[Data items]
-*-

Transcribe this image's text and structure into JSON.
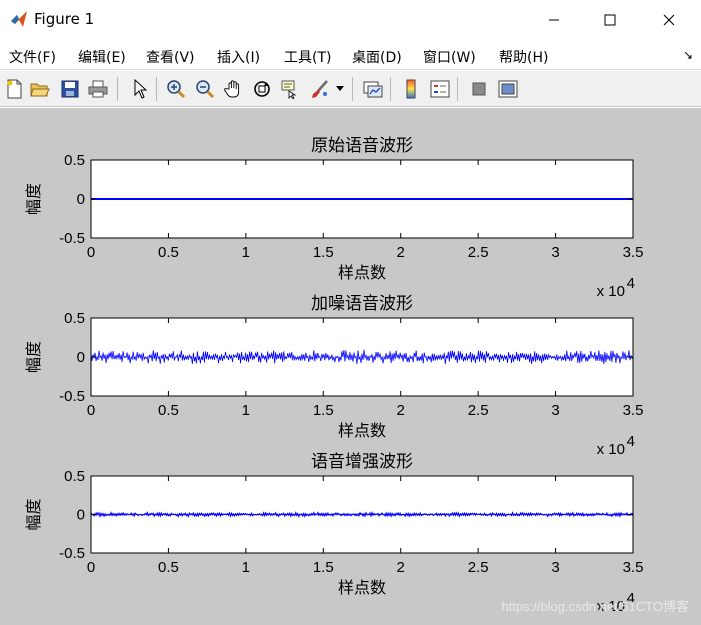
{
  "window": {
    "title": "Figure 1"
  },
  "menu": {
    "items": [
      "文件(F)",
      "编辑(E)",
      "查看(V)",
      "插入(I)",
      "工具(T)",
      "桌面(D)",
      "窗口(W)",
      "帮助(H)"
    ]
  },
  "toolbar": {
    "icons": [
      "new-figure-icon",
      "open-file-icon",
      "save-icon",
      "print-icon",
      "select-arrow-icon",
      "zoom-in-icon",
      "zoom-out-icon",
      "pan-hand-icon",
      "rotate-3d-icon",
      "data-cursor-icon",
      "brush-icon",
      "brush-dropdown-icon",
      "link-plot-icon",
      "colorbar-icon",
      "legend-icon",
      "hide-plot-tools-icon",
      "show-plot-tools-icon"
    ]
  },
  "colors": {
    "trace": "#0000ff",
    "canvas": "#c8c8c8",
    "axes_bg": "#ffffff"
  },
  "watermark": "https://blog.csdn.net/51CTO博客",
  "chart_data": [
    {
      "type": "line",
      "title": "原始语音波形",
      "xlabel": "样点数",
      "ylabel": "幅度",
      "xlim": [
        0,
        35000
      ],
      "ylim": [
        -0.5,
        0.5
      ],
      "x_ticks": [
        "0",
        "0.5",
        "1",
        "1.5",
        "2",
        "2.5",
        "3",
        "3.5"
      ],
      "y_ticks": [
        "0.5",
        "0",
        "-0.5"
      ],
      "x_exponent": "x 10",
      "x_exponent_power": "4",
      "amplitude": 0.004,
      "grid": false
    },
    {
      "type": "line",
      "title": "加噪语音波形",
      "xlabel": "样点数",
      "ylabel": "幅度",
      "xlim": [
        0,
        35000
      ],
      "ylim": [
        -0.5,
        0.5
      ],
      "x_ticks": [
        "0",
        "0.5",
        "1",
        "1.5",
        "2",
        "2.5",
        "3",
        "3.5"
      ],
      "y_ticks": [
        "0.5",
        "0",
        "-0.5"
      ],
      "x_exponent": "x 10",
      "x_exponent_power": "4",
      "amplitude": 0.1,
      "grid": false
    },
    {
      "type": "line",
      "title": "语音增强波形",
      "xlabel": "样点数",
      "ylabel": "幅度",
      "xlim": [
        0,
        35000
      ],
      "ylim": [
        -0.5,
        0.5
      ],
      "x_ticks": [
        "0",
        "0.5",
        "1",
        "1.5",
        "2",
        "2.5",
        "3",
        "3.5"
      ],
      "y_ticks": [
        "0.5",
        "0",
        "-0.5"
      ],
      "x_exponent": "x 10",
      "x_exponent_power": "4",
      "amplitude": 0.025,
      "grid": false
    }
  ]
}
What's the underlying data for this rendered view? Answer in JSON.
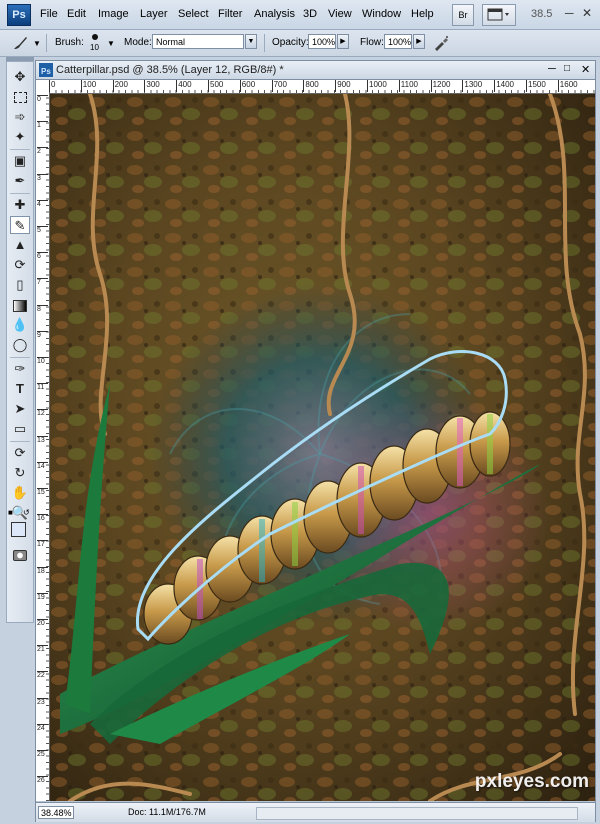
{
  "app": {
    "logo": "Ps",
    "menu": [
      "File",
      "Edit",
      "Image",
      "Layer",
      "Select",
      "Filter",
      "Analysis",
      "3D",
      "View",
      "Window",
      "Help"
    ],
    "bridge_label": "Br",
    "zoom_readout": "38.5"
  },
  "options_bar": {
    "brush_label": "Brush:",
    "brush_size": "10",
    "mode_label": "Mode:",
    "mode_value": "Normal",
    "opacity_label": "Opacity:",
    "opacity_value": "100%",
    "flow_label": "Flow:",
    "flow_value": "100%"
  },
  "document": {
    "title": "Catterpillar.psd @ 38.5% (Layer 12, RGB/8#) *",
    "ruler_top": [
      "0",
      "100",
      "200",
      "300",
      "400",
      "500",
      "600",
      "700",
      "800",
      "900",
      "1000",
      "1100",
      "1200",
      "1300",
      "1400",
      "1500",
      "1600"
    ],
    "ruler_left": [
      "0",
      "1",
      "2",
      "3",
      "4",
      "5",
      "6",
      "7",
      "8",
      "9",
      "10",
      "11",
      "12",
      "13",
      "14",
      "15",
      "16",
      "17",
      "18",
      "19",
      "20",
      "21",
      "22",
      "23",
      "24",
      "25",
      "26"
    ],
    "zoom": "38.48%",
    "doc_size": "Doc: 11.1M/176.7M"
  },
  "watermark": "pxleyes.com",
  "colors": {
    "foreground": "#dce8fa",
    "background": "#ffffff",
    "selection_path": "#a9dcf5"
  }
}
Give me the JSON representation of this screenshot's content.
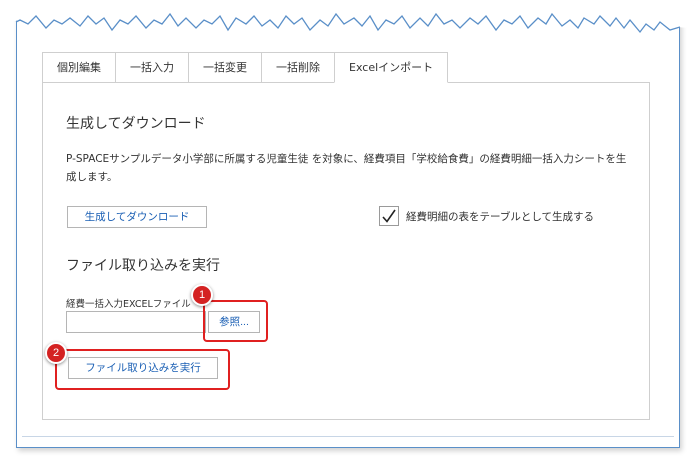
{
  "tabs": [
    {
      "label": "個別編集"
    },
    {
      "label": "一括入力"
    },
    {
      "label": "一括変更"
    },
    {
      "label": "一括削除"
    },
    {
      "label": "Excelインポート",
      "active": true
    }
  ],
  "generate": {
    "title": "生成してダウンロード",
    "description": "P-SPACEサンプルデータ小学部に所属する児童生徒 を対象に、経費項目「学校給食費」の経費明細一括入力シートを生成します。",
    "button_label": "生成してダウンロード",
    "checkbox_label": "経費明細の表をテーブルとして生成する",
    "checkbox_checked": true
  },
  "import": {
    "title": "ファイル取り込みを実行",
    "file_label": "経費一括入力EXCELファイル",
    "file_value": "",
    "browse_label": "参照...",
    "execute_label": "ファイル取り込みを実行"
  },
  "annotations": [
    {
      "number": "1"
    },
    {
      "number": "2"
    }
  ],
  "colors": {
    "frame_border": "#5a8fc8",
    "link_blue": "#1a5fb4",
    "highlight_red": "#e02020",
    "marker_red": "#d42222"
  }
}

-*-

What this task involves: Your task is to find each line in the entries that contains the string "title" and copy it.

Response area:
    "title": "Figure 1"
      "title": "原始语音波形",
      "title": "加噪语音波形",
      "title": "语音增强波形",
    "title": "Catterpillar.psd @ 38.5% (Layer 12, RGB/8#) *",
    "title": "生成してダウンロード",
    "title": "ファイル取り込みを実行",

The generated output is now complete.